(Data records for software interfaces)
----------

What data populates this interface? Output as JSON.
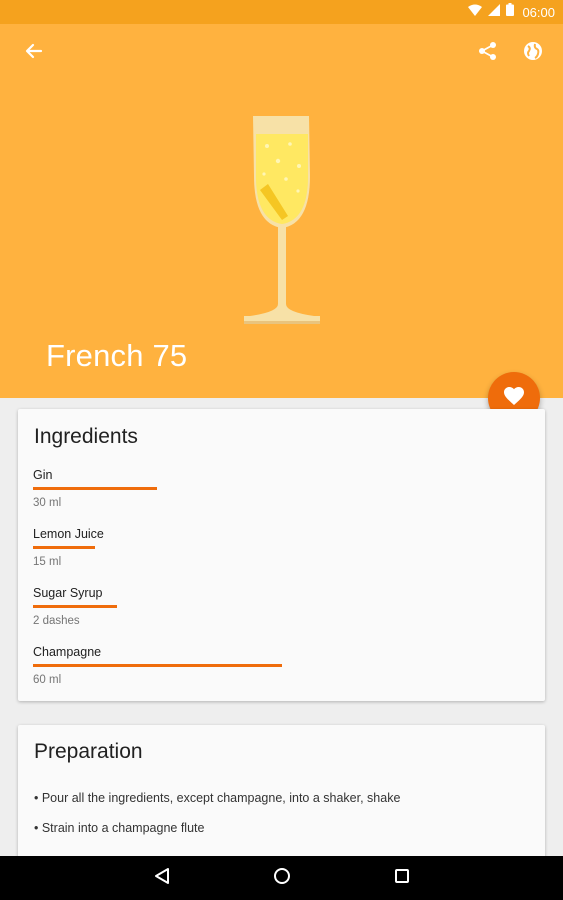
{
  "status_bar": {
    "time": "06:00"
  },
  "header": {
    "title": "French 75",
    "color": "#FFB23F",
    "actions": [
      "back-arrow-icon",
      "share-icon",
      "globe-icon"
    ]
  },
  "fab": {
    "icon": "heart-icon",
    "color": "#EF6C0B"
  },
  "ingredients": {
    "heading": "Ingredients",
    "items": [
      {
        "name": "Gin",
        "amount": "30 ml",
        "proportion": 0.25
      },
      {
        "name": "Lemon Juice",
        "amount": "15 ml",
        "proportion": 0.125
      },
      {
        "name": "Sugar Syrup",
        "amount": "2 dashes",
        "proportion": 0.17
      },
      {
        "name": "Champagne",
        "amount": "60 ml",
        "proportion": 0.5
      }
    ]
  },
  "preparation": {
    "heading": "Preparation",
    "steps": [
      "• Pour all the ingredients, except champagne, into a shaker, shake",
      "• Strain into a champagne flute"
    ]
  },
  "accent_color": "#EF6C0B"
}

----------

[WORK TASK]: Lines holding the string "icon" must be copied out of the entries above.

[SOLUTION TO THIS TASK]:
      "back-arrow-icon",
      "share-icon",
      "globe-icon"
    "icon": "heart-icon",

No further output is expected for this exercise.